» DATA:
※

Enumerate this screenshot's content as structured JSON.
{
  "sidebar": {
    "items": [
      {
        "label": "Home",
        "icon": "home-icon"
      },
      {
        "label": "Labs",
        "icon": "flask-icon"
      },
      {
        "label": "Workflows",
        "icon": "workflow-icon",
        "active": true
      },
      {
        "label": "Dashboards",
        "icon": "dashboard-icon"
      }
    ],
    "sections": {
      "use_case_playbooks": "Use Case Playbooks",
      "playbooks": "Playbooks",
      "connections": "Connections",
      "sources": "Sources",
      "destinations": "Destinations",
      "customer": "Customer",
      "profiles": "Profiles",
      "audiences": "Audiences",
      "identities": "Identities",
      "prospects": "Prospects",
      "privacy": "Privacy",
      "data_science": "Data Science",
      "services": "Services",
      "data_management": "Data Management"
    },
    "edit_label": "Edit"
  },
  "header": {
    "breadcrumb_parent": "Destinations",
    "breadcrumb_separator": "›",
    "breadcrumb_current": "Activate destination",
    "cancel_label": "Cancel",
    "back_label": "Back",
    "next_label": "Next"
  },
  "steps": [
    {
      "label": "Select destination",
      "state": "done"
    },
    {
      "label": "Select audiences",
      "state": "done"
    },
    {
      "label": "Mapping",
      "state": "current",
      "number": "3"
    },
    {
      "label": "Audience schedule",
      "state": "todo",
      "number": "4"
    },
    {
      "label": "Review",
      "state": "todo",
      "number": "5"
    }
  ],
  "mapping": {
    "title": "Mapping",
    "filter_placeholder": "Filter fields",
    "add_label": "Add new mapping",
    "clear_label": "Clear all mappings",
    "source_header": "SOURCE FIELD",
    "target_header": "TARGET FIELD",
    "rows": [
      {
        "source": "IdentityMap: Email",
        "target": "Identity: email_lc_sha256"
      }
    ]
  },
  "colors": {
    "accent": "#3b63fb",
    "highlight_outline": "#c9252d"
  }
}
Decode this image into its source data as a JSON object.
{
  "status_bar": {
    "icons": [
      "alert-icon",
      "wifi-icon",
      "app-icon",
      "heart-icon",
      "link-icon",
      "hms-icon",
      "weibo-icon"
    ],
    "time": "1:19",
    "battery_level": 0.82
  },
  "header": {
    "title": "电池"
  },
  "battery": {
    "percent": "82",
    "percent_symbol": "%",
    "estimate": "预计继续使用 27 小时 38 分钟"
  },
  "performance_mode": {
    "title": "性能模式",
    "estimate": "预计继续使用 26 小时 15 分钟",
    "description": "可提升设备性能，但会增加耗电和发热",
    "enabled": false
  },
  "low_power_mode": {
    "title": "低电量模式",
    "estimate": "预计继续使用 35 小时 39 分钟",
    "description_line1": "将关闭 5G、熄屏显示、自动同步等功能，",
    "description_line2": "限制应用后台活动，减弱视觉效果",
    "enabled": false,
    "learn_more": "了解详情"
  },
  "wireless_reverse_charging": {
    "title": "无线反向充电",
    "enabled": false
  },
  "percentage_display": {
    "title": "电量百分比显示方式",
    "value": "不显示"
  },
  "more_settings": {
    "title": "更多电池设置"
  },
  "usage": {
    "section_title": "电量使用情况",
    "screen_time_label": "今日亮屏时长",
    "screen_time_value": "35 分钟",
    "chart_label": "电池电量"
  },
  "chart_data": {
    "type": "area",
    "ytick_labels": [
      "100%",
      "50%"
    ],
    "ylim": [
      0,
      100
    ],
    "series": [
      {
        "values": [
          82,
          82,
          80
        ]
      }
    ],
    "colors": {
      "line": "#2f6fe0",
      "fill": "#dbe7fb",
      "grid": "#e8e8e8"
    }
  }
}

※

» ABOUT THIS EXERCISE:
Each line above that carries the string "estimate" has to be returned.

» ANSWER SPACE:
    "estimate": "预计继续使用 27 小时 38 分钟"
    "estimate": "预计继续使用 26 小时 15 分钟",
    "estimate": "预计继续使用 35 小时 39 分钟",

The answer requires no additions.